TASK ITEM - With no images included, output each entry below exactly as it appears.
Top of DATA
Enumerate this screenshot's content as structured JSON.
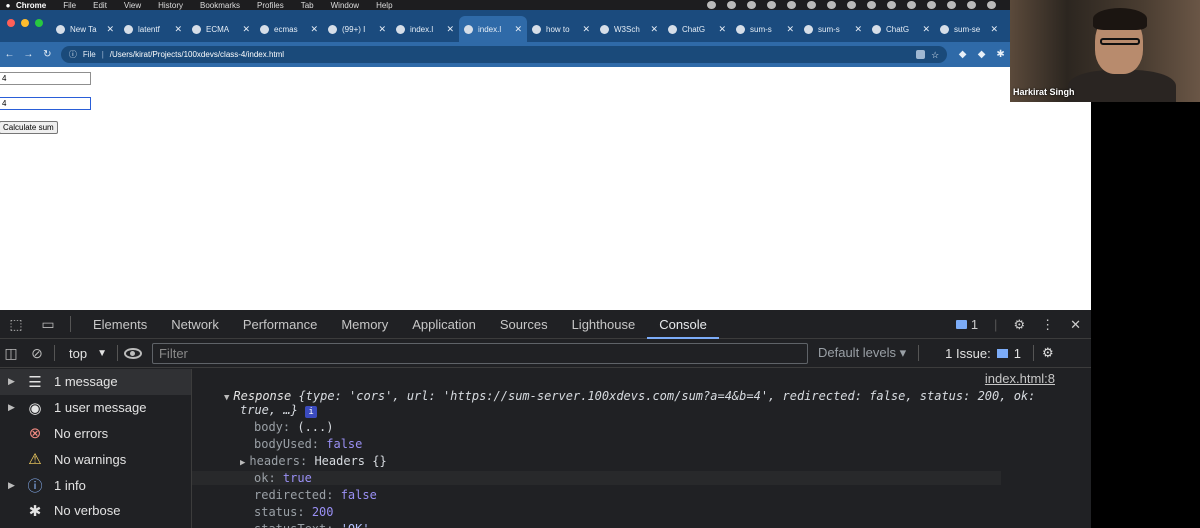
{
  "menubar": {
    "app": "Chrome",
    "items": [
      "File",
      "Edit",
      "View",
      "History",
      "Bookmarks",
      "Profiles",
      "Tab",
      "Window",
      "Help"
    ]
  },
  "tabs": [
    {
      "label": "New Ta",
      "active": false
    },
    {
      "label": "latentf",
      "active": false
    },
    {
      "label": "ECMA",
      "active": false
    },
    {
      "label": "ecmas",
      "active": false
    },
    {
      "label": "(99+) I",
      "active": false
    },
    {
      "label": "index.l",
      "active": false
    },
    {
      "label": "index.l",
      "active": true
    },
    {
      "label": "how to",
      "active": false
    },
    {
      "label": "W3Sch",
      "active": false
    },
    {
      "label": "ChatG",
      "active": false
    },
    {
      "label": "sum-s",
      "active": false
    },
    {
      "label": "sum-s",
      "active": false
    },
    {
      "label": "ChatG",
      "active": false
    },
    {
      "label": "sum-se",
      "active": false
    }
  ],
  "addressbar": {
    "scheme_label": "File",
    "url": "/Users/kirat/Projects/100xdevs/class-4/index.html"
  },
  "page": {
    "input_a_value": "4",
    "input_b_value": "4",
    "calc_button": "Calculate sum"
  },
  "video": {
    "name": "Harkirat Singh"
  },
  "devtools": {
    "tabs": [
      "Elements",
      "Network",
      "Performance",
      "Memory",
      "Application",
      "Sources",
      "Lighthouse",
      "Console"
    ],
    "active_tab": "Console",
    "issue_badge_count": "1",
    "context": "top",
    "filter_placeholder": "Filter",
    "levels": "Default levels",
    "issues_label": "1 Issue:",
    "issues_count": "1",
    "sidebar": [
      {
        "label": "1 message",
        "icon": "list-icon",
        "has_arrow": true
      },
      {
        "label": "1 user message",
        "icon": "user-icon",
        "has_arrow": true
      },
      {
        "label": "No errors",
        "icon": "error-icon",
        "has_arrow": false
      },
      {
        "label": "No warnings",
        "icon": "warning-icon",
        "has_arrow": false
      },
      {
        "label": "1 info",
        "icon": "info-icon",
        "has_arrow": true
      },
      {
        "label": "No verbose",
        "icon": "bug-icon",
        "has_arrow": false
      }
    ],
    "console": {
      "source_link": "index.html:8",
      "response_prefix": "Response",
      "response_line1": "{type: 'cors', url: 'https://sum-server.100xdevs.com/sum?a=4&b=4', redirected: false, status: 200, ok:",
      "response_line2": "true, …}",
      "props": [
        {
          "key": "body",
          "value": "(...)",
          "kind": "plain",
          "expandable": false
        },
        {
          "key": "bodyUsed",
          "value": "false",
          "kind": "bool",
          "expandable": false
        },
        {
          "key": "headers",
          "value": "Headers {}",
          "kind": "plain",
          "expandable": true
        },
        {
          "key": "ok",
          "value": "true",
          "kind": "bool",
          "expandable": false
        },
        {
          "key": "redirected",
          "value": "false",
          "kind": "bool",
          "expandable": false
        },
        {
          "key": "status",
          "value": "200",
          "kind": "num",
          "expandable": false
        },
        {
          "key": "statusText",
          "value": "'OK'",
          "kind": "str",
          "expandable": false
        }
      ]
    }
  },
  "colors": {
    "tab_strip": "#1b4b7e",
    "toolbar": "#2f6aa8",
    "devtools_bg": "#202124",
    "accent": "#7cacf8"
  }
}
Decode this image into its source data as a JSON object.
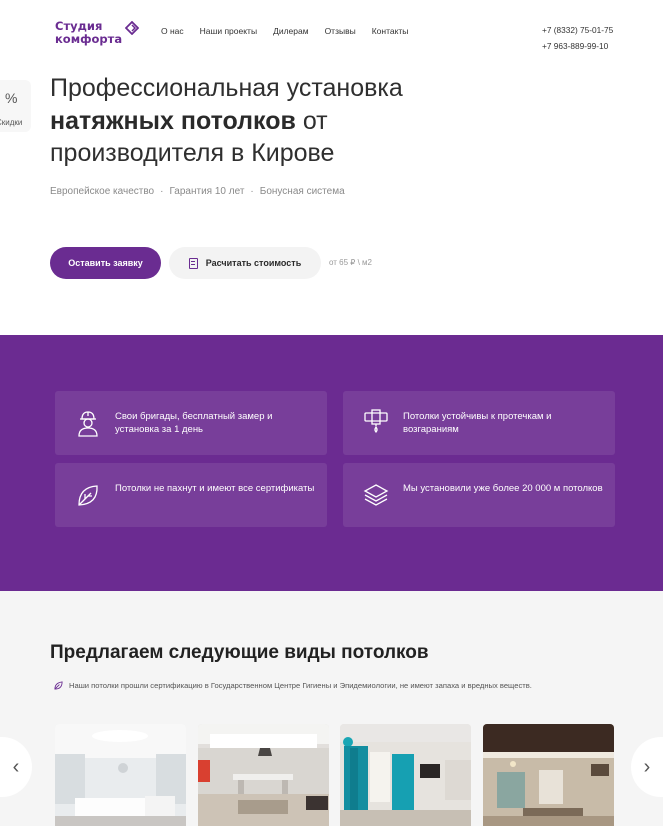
{
  "logo": {
    "line1": "Студия",
    "line2": "комфорта"
  },
  "nav": {
    "items": [
      "О нас",
      "Наши проекты",
      "Дилерам",
      "Отзывы",
      "Контакты"
    ]
  },
  "phones": [
    "+7 (8332) 75-01-75",
    "+7 963-889-99-10"
  ],
  "side_widget": {
    "symbol": "%",
    "label": "Скидки"
  },
  "hero": {
    "title_part1": "Профессиональная установка",
    "title_bold": "натяжных потолков",
    "title_part2": " от производителя в Кирове",
    "features": [
      "Европейское качество",
      "Гарантия 10 лет",
      "Бонусная система"
    ],
    "cta_primary": "Оставить заявку",
    "cta_secondary": "Расчитать стоимость",
    "price_note": "от 65 ₽ \\ м2"
  },
  "benefits": [
    {
      "icon": "worker-icon",
      "text": "Свои бригады, бесплатный замер и установка за 1 день"
    },
    {
      "icon": "leak-proof-ceiling-icon",
      "text": "Потолки устойчивы к протечкам и возгараниям"
    },
    {
      "icon": "leaf-icon",
      "text": "Потолки не пахнут и имеют все сертификаты"
    },
    {
      "icon": "layers-icon",
      "text": "Мы установили уже более 20 000 м потолков"
    }
  ],
  "catalog": {
    "title": "Предлагаем следующие виды потолков",
    "note": "Наши потолки прошли сертификацию в Государственном Центре Гигиены и Эпидемиологии, не имеют запаха и вредных веществ.",
    "photos": [
      "ceiling-photo-white-living-room",
      "ceiling-photo-dining-room",
      "ceiling-photo-blue-curtains",
      "ceiling-photo-brown-kitchen"
    ]
  },
  "colors": {
    "brand": "#6a2c91",
    "band": "#6b2b91"
  }
}
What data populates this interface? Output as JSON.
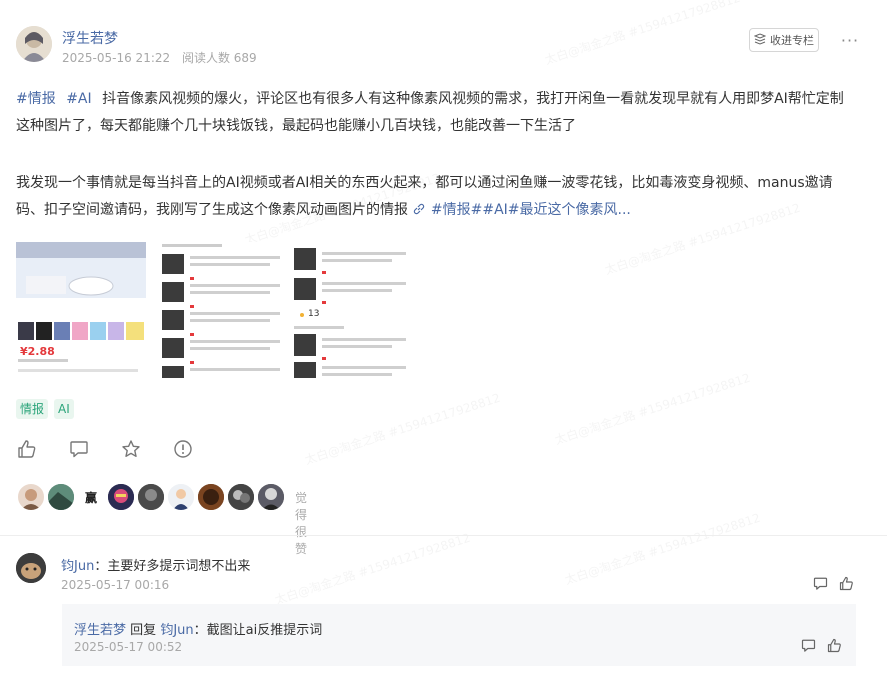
{
  "watermark": "太白@淘金之路 #15941217928812",
  "post": {
    "author": "浮生若梦",
    "date": "2025-05-16 21:22",
    "readers": "阅读人数 689",
    "collect_label": "收进专栏",
    "more_label": "···",
    "paragraph1": {
      "tag1": "#情报",
      "tag2": "#AI",
      "text": "抖音像素风视频的爆火，评论区也有很多人有这种像素风视频的需求，我打开闲鱼一看就发现早就有人用即梦AI帮忙定制这种图片了，每天都能赚个几十块钱饭钱，最起码也能赚小几百块钱，也能改善一下生活了"
    },
    "paragraph2": {
      "text": "我发现一个事情就是每当抖音上的AI视频或者AI相关的东西火起来，都可以通过闲鱼赚一波零花钱，比如毒液变身视频、manus邀请码、扣子空间邀请码，我刚写了生成这个像素风动画图片的情报",
      "link": "#情报##AI#最近这个像素风..."
    },
    "images": {
      "thumb1_price": "¥2.88",
      "thumb3_count": "13"
    },
    "tags": [
      "情报",
      "AI"
    ],
    "likers_label": "觉得很赞",
    "liker_letter": "赢"
  },
  "comments": [
    {
      "author": "钧Jun",
      "text": "：主要好多提示词想不出来",
      "time": "2025-05-17 00:16"
    }
  ],
  "reply": {
    "author": "浮生若梦",
    "reply_word": "回复",
    "target": "钧Jun",
    "text": "：截图让ai反推提示词",
    "time": "2025-05-17 00:52"
  },
  "colors": {
    "link": "#4a6aa5",
    "tag_text": "#2aa47a",
    "tag_bg": "#e9f6ef",
    "reply_bg": "#f6f7f9"
  },
  "icons": [
    "collect-icon",
    "more-icon",
    "like-icon",
    "comment-icon",
    "star-icon",
    "report-icon",
    "link-icon"
  ]
}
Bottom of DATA
RESULT FOR THIS EXERCISE -
Enumerate this screenshot's content as structured JSON.
{
  "menubar": {
    "app": "Chrome",
    "items": [
      "File",
      "Edit",
      "View",
      "History",
      "Bookmarks",
      "Profiles",
      "Tab",
      "Window",
      "Help"
    ]
  },
  "tabs": [
    {
      "label": "New Ta",
      "active": false
    },
    {
      "label": "latentf",
      "active": false
    },
    {
      "label": "ECMA",
      "active": false
    },
    {
      "label": "ecmas",
      "active": false
    },
    {
      "label": "(99+) I",
      "active": false
    },
    {
      "label": "index.l",
      "active": false
    },
    {
      "label": "index.l",
      "active": true
    },
    {
      "label": "how to",
      "active": false
    },
    {
      "label": "W3Sch",
      "active": false
    },
    {
      "label": "ChatG",
      "active": false
    },
    {
      "label": "sum-s",
      "active": false
    },
    {
      "label": "sum-s",
      "active": false
    },
    {
      "label": "ChatG",
      "active": false
    },
    {
      "label": "sum-se",
      "active": false
    }
  ],
  "addressbar": {
    "scheme_label": "File",
    "url": "/Users/kirat/Projects/100xdevs/class-4/index.html"
  },
  "page": {
    "input_a_value": "4",
    "input_b_value": "4",
    "calc_button": "Calculate sum"
  },
  "video": {
    "name": "Harkirat Singh"
  },
  "devtools": {
    "tabs": [
      "Elements",
      "Network",
      "Performance",
      "Memory",
      "Application",
      "Sources",
      "Lighthouse",
      "Console"
    ],
    "active_tab": "Console",
    "issue_badge_count": "1",
    "context": "top",
    "filter_placeholder": "Filter",
    "levels": "Default levels",
    "issues_label": "1 Issue:",
    "issues_count": "1",
    "sidebar": [
      {
        "label": "1 message",
        "icon": "list-icon",
        "has_arrow": true
      },
      {
        "label": "1 user message",
        "icon": "user-icon",
        "has_arrow": true
      },
      {
        "label": "No errors",
        "icon": "error-icon",
        "has_arrow": false
      },
      {
        "label": "No warnings",
        "icon": "warning-icon",
        "has_arrow": false
      },
      {
        "label": "1 info",
        "icon": "info-icon",
        "has_arrow": true
      },
      {
        "label": "No verbose",
        "icon": "bug-icon",
        "has_arrow": false
      }
    ],
    "console": {
      "source_link": "index.html:8",
      "response_prefix": "Response",
      "response_line1": "{type: 'cors', url: 'https://sum-server.100xdevs.com/sum?a=4&b=4', redirected: false, status: 200, ok:",
      "response_line2": "true, …}",
      "props": [
        {
          "key": "body",
          "value": "(...)",
          "kind": "plain",
          "expandable": false
        },
        {
          "key": "bodyUsed",
          "value": "false",
          "kind": "bool",
          "expandable": false
        },
        {
          "key": "headers",
          "value": "Headers {}",
          "kind": "plain",
          "expandable": true
        },
        {
          "key": "ok",
          "value": "true",
          "kind": "bool",
          "expandable": false
        },
        {
          "key": "redirected",
          "value": "false",
          "kind": "bool",
          "expandable": false
        },
        {
          "key": "status",
          "value": "200",
          "kind": "num",
          "expandable": false
        },
        {
          "key": "statusText",
          "value": "'OK'",
          "kind": "str",
          "expandable": false
        }
      ]
    }
  },
  "colors": {
    "tab_strip": "#1b4b7e",
    "toolbar": "#2f6aa8",
    "devtools_bg": "#202124",
    "accent": "#7cacf8"
  }
}
Decode this image into its source data as a JSON object.
{
  "logo": {
    "line1": "Студия",
    "line2": "комфорта"
  },
  "nav": {
    "items": [
      "О нас",
      "Наши проекты",
      "Дилерам",
      "Отзывы",
      "Контакты"
    ]
  },
  "phones": [
    "+7 (8332) 75-01-75",
    "+7 963-889-99-10"
  ],
  "side_widget": {
    "symbol": "%",
    "label": "Скидки"
  },
  "hero": {
    "title_part1": "Профессиональная установка",
    "title_bold": "натяжных потолков",
    "title_part2": " от производителя в Кирове",
    "features": [
      "Европейское качество",
      "Гарантия 10 лет",
      "Бонусная система"
    ],
    "cta_primary": "Оставить заявку",
    "cta_secondary": "Расчитать стоимость",
    "price_note": "от 65 ₽ \\ м2"
  },
  "benefits": [
    {
      "icon": "worker-icon",
      "text": "Свои бригады, бесплатный замер и установка за 1 день"
    },
    {
      "icon": "leak-proof-ceiling-icon",
      "text": "Потолки устойчивы к протечкам и возгараниям"
    },
    {
      "icon": "leaf-icon",
      "text": "Потолки не пахнут и имеют все сертификаты"
    },
    {
      "icon": "layers-icon",
      "text": "Мы установили уже более 20 000 м потолков"
    }
  ],
  "catalog": {
    "title": "Предлагаем следующие виды потолков",
    "note": "Наши потолки прошли сертификацию в Государственном Центре Гигиены и Эпидемиологии, не имеют запаха и вредных веществ.",
    "photos": [
      "ceiling-photo-white-living-room",
      "ceiling-photo-dining-room",
      "ceiling-photo-blue-curtains",
      "ceiling-photo-brown-kitchen"
    ]
  },
  "colors": {
    "brand": "#6a2c91",
    "band": "#6b2b91"
  }
}
What data populates this interface? Output as JSON.
{
  "watermark": "太白@淘金之路 #15941217928812",
  "post": {
    "author": "浮生若梦",
    "date": "2025-05-16 21:22",
    "readers": "阅读人数 689",
    "collect_label": "收进专栏",
    "more_label": "···",
    "paragraph1": {
      "tag1": "#情报",
      "tag2": "#AI",
      "text": "抖音像素风视频的爆火，评论区也有很多人有这种像素风视频的需求，我打开闲鱼一看就发现早就有人用即梦AI帮忙定制这种图片了，每天都能赚个几十块钱饭钱，最起码也能赚小几百块钱，也能改善一下生活了"
    },
    "paragraph2": {
      "text": "我发现一个事情就是每当抖音上的AI视频或者AI相关的东西火起来，都可以通过闲鱼赚一波零花钱，比如毒液变身视频、manus邀请码、扣子空间邀请码，我刚写了生成这个像素风动画图片的情报",
      "link": "#情报##AI#最近这个像素风..."
    },
    "images": {
      "thumb1_price": "¥2.88",
      "thumb3_count": "13"
    },
    "tags": [
      "情报",
      "AI"
    ],
    "likers_label": "觉得很赞",
    "liker_letter": "赢"
  },
  "comments": [
    {
      "author": "钧Jun",
      "text": "：主要好多提示词想不出来",
      "time": "2025-05-17 00:16"
    }
  ],
  "reply": {
    "author": "浮生若梦",
    "reply_word": "回复",
    "target": "钧Jun",
    "text": "：截图让ai反推提示词",
    "time": "2025-05-17 00:52"
  },
  "colors": {
    "link": "#4a6aa5",
    "tag_text": "#2aa47a",
    "tag_bg": "#e9f6ef",
    "reply_bg": "#f6f7f9"
  },
  "icons": [
    "collect-icon",
    "more-icon",
    "like-icon",
    "comment-icon",
    "star-icon",
    "report-icon",
    "link-icon"
  ]
}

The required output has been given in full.